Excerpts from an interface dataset
#####

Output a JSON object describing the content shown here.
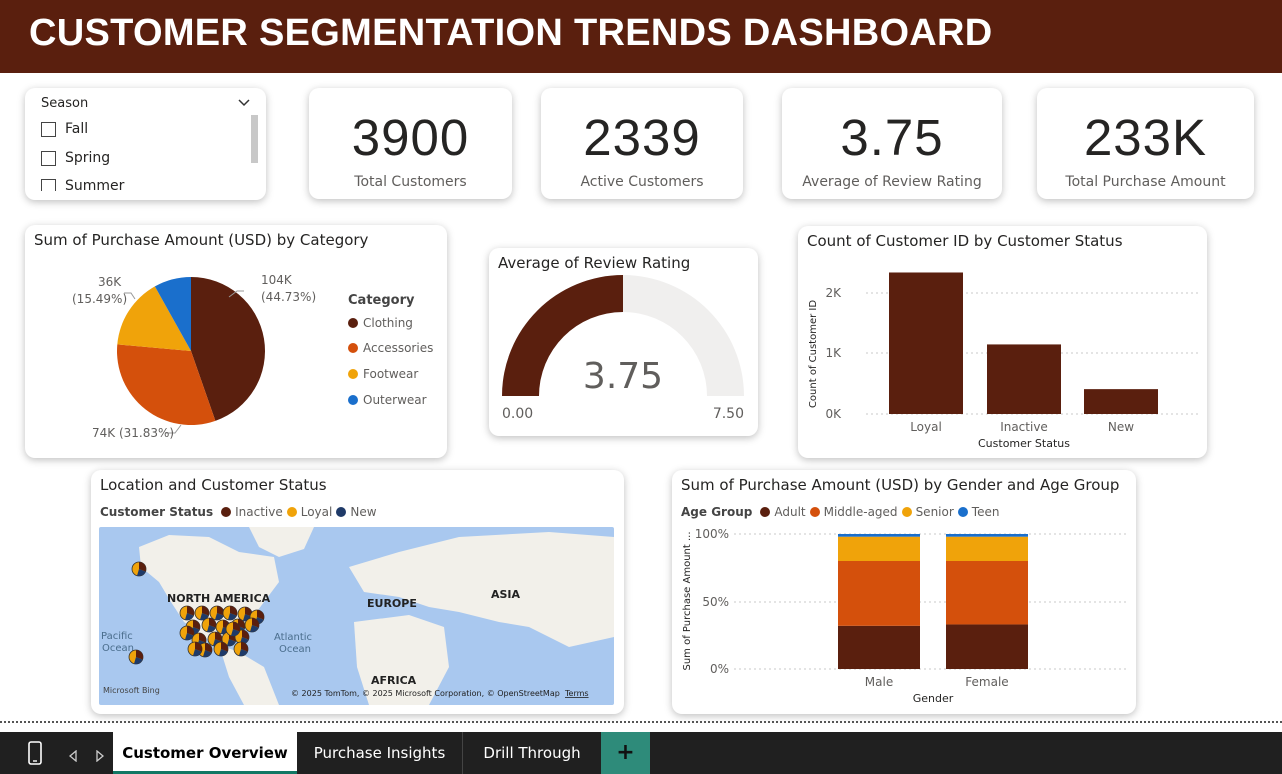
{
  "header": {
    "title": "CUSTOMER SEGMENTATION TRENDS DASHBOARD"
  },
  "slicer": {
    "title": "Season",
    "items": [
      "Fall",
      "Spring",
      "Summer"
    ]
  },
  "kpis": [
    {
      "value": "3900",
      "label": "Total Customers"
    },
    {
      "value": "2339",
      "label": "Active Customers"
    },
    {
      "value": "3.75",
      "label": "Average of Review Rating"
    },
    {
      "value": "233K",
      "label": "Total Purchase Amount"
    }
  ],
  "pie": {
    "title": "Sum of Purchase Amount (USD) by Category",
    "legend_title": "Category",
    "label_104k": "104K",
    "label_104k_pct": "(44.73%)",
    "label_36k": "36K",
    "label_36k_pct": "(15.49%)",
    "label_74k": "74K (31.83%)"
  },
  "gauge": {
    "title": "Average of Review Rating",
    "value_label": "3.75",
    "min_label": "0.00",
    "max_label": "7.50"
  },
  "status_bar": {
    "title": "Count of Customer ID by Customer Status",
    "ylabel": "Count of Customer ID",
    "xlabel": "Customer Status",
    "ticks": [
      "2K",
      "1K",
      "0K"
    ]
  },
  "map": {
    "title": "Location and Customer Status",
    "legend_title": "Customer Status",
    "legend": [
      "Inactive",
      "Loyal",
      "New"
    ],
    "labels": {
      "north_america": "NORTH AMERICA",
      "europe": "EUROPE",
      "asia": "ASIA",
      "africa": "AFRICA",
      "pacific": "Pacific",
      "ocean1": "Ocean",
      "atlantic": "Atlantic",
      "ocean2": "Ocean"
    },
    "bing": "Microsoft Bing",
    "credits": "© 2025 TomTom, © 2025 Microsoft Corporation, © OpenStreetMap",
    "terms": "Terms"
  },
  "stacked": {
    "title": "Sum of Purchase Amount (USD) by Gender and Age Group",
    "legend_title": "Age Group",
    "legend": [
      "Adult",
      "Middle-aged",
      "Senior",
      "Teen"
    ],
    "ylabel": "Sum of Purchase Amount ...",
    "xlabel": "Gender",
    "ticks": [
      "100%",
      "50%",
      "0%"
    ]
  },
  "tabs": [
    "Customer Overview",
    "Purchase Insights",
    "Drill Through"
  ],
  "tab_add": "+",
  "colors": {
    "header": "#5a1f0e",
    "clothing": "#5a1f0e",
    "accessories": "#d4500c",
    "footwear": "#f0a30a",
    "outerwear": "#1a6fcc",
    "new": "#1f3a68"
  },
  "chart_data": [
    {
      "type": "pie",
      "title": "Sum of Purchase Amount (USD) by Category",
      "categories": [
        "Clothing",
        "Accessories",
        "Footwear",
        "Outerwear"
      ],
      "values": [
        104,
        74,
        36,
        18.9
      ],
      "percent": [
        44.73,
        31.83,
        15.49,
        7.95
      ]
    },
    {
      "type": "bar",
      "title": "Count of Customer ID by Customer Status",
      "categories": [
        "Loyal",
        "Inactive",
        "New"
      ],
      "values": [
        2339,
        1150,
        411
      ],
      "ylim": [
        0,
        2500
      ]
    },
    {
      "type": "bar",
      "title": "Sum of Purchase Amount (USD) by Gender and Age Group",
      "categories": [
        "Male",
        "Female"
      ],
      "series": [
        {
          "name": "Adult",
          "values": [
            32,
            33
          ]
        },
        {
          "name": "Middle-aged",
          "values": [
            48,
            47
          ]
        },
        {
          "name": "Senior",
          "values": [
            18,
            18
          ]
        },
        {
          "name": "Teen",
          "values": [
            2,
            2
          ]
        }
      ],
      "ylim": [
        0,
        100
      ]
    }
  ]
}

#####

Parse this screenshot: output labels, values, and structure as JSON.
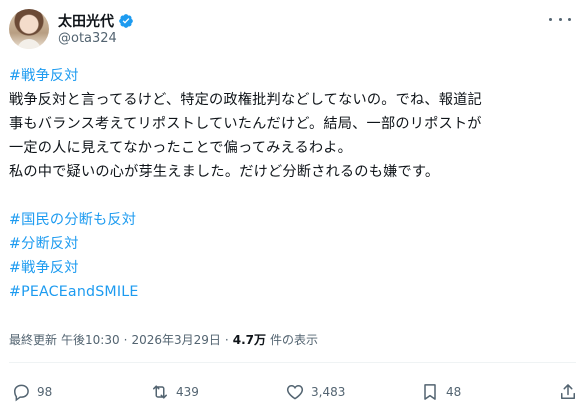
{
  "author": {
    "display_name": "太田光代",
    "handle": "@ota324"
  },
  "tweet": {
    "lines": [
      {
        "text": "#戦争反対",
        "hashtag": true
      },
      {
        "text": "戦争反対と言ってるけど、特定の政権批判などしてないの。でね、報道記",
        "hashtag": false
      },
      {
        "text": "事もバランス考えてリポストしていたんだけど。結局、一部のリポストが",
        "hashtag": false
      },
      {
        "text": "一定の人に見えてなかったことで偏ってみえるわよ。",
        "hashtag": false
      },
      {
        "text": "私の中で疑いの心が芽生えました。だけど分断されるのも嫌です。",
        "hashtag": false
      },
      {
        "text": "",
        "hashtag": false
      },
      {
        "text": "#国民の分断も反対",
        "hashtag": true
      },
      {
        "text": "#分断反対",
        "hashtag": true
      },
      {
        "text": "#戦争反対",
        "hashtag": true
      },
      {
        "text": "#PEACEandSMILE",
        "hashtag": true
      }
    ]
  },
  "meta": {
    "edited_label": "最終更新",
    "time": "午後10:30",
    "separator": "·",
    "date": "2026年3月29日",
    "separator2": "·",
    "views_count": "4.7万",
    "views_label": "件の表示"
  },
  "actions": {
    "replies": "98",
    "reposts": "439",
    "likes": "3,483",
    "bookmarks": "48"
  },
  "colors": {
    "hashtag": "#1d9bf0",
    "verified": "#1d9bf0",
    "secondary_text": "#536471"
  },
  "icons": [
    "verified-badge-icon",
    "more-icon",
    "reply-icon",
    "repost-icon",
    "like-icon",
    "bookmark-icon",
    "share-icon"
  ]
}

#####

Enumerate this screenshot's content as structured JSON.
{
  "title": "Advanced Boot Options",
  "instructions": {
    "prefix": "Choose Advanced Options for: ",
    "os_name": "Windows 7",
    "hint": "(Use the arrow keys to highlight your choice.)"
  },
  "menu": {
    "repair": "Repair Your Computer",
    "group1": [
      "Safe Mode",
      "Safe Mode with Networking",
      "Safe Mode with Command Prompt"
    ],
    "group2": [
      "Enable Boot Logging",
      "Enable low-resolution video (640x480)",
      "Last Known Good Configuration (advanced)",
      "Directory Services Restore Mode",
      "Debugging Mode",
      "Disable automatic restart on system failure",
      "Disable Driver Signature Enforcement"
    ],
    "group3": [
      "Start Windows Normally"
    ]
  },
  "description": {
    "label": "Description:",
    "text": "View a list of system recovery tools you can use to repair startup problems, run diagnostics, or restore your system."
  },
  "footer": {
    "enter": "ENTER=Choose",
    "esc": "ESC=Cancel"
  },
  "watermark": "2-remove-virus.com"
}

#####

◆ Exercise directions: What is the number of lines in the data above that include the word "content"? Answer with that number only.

◆ Exercise result: 2